It is worth noting, that the open-ended Intergovernmental Working Group on Review of the Implementation of the UN Convention against Corruption has repeatedly encouraged to States Parties to simplify the pertinent procedures, in keeping with their domestic laws, and to adopt, among other things, appropriate measures to make extradition proceedings more effective (CAC/COSP/EG.1/2019/4).
Judicial cooperation in criminal matters, and, specifically, as far as it relates to extraditions in cases of corruption, has been benefited by the work developed in these fora, therefore it is also important to continue following the effective implementation, by States, of its measures and recommendations. However, there is room for additional and more ambitious improvements, especially on the subject of grand corruption, in order to simplify, homogenize and make more expeditious the extradition procedures; without, of course, jeopardizing the rights of extraditable persons.
*Diplomat and lawyer
**The views expressed herein are those of the author and do not necessarily reflect the views of the Ministry of Foreign Affairs of Peru. On the other hand, I would like to thank the people who generously collaborated with their ideas and suggestions during the drafting of the text.
[i] In the United Nations context, one can look to resolution A/RES/45/116 of 14 December 1990, which adopted the Model Treaty on Extradition as a reference for States to negotiate and conclude their own bilateral agreements on the subject (revised via resolution A/RES/52/88 of 12 December 1997).

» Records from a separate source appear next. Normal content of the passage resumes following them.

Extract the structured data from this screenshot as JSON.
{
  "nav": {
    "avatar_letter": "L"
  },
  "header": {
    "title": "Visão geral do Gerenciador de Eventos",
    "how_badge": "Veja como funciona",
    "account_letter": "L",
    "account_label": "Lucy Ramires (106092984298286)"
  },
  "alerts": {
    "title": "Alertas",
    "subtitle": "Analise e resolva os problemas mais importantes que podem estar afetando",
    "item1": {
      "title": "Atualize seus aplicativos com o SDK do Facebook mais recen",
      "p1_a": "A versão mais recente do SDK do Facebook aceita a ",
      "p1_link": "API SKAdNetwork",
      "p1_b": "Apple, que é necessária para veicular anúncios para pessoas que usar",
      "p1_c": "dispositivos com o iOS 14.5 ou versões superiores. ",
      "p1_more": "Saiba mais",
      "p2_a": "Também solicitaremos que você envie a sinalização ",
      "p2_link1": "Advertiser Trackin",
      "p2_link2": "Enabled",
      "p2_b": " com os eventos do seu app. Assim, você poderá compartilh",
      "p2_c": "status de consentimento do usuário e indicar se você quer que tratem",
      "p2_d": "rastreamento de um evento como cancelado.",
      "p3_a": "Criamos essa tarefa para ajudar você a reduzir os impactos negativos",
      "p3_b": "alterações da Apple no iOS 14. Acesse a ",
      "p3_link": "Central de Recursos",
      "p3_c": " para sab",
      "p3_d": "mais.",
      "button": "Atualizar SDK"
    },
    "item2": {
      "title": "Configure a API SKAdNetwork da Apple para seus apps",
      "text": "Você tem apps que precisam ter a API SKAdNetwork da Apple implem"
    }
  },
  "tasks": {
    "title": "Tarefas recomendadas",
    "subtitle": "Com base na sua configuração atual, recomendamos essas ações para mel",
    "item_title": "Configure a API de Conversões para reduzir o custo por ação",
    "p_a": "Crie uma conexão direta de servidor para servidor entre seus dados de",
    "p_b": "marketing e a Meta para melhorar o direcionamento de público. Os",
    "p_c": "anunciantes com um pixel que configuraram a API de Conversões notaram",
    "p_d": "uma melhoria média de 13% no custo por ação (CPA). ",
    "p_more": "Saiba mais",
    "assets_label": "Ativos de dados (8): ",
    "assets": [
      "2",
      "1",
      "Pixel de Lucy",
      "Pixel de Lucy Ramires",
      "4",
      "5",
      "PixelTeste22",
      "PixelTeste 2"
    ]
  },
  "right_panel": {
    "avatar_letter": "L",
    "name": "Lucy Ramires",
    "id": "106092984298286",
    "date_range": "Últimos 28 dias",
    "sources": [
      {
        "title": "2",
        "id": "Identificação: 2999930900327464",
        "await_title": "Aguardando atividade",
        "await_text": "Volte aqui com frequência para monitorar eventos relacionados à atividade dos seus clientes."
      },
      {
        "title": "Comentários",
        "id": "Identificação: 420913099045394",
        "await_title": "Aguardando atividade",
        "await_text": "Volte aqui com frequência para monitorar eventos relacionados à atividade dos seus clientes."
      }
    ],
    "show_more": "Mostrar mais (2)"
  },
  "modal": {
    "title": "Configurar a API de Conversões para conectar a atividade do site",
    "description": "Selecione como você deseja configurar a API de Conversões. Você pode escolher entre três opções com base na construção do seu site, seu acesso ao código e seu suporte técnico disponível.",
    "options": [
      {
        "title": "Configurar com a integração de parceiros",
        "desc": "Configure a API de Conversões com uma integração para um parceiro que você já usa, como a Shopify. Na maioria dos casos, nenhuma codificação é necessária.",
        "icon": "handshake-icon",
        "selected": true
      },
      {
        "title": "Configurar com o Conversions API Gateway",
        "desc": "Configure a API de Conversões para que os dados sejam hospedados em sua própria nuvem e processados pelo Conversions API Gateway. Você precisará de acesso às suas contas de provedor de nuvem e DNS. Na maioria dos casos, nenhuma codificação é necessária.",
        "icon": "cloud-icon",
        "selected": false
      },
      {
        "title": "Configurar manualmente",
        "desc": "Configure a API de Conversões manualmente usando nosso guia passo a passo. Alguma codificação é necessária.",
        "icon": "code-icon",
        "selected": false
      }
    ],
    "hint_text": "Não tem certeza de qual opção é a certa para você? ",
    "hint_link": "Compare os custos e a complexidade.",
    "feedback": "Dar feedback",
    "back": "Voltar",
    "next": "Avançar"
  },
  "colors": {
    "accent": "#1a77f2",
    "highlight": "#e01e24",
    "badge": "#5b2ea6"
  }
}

[ii] The format makes reference to four elements: 1) identify if the Convention can be considered as the legal basis for the extradition of crimes addressed therein; 2) if an extradition request can be denied due to the nationality of the subject in question; 3) if the subject in question may be detained or if other means may be adopted in order to ensure their appearance; and 4) refer the objective results that have been obtained through the application of existing norms or other means of extradition with regard to the crimes included in the Convention.

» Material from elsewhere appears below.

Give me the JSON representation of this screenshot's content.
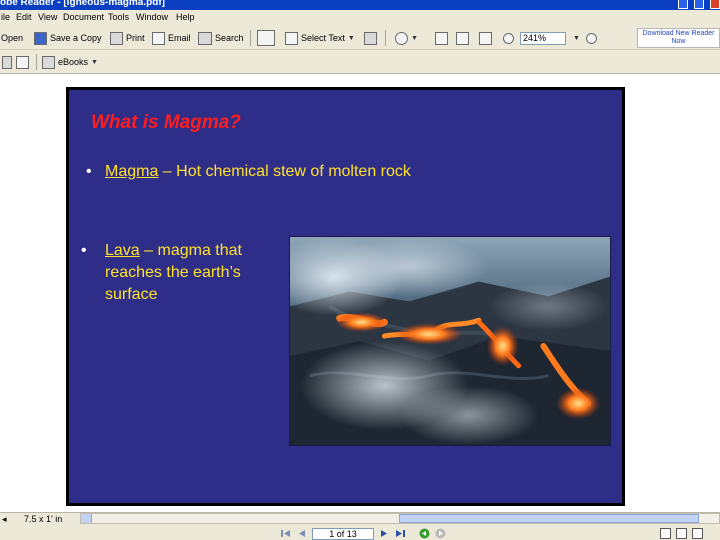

[iii]The difference between an “Inter-American Legal Instrument on Extradition” and a “Model Law on Extradition” is quite substantive. While in the first case it would be an instrument with a vocation to become a treaty; in the second case, it could end up reaching the level of a recommendation within the framework of a resolution under the Inter-American system for States to adapt their domestic legislation to the provided for in the model law. It should be noted that, in 2004, a proposal for a Model Law on Extradition was developed under the work of the United Nations Office on Drugs and Crime. (https://www.unodc.org/documents/corruption/Publications/2017/Model_Law_Extradition_Spanish.pdf).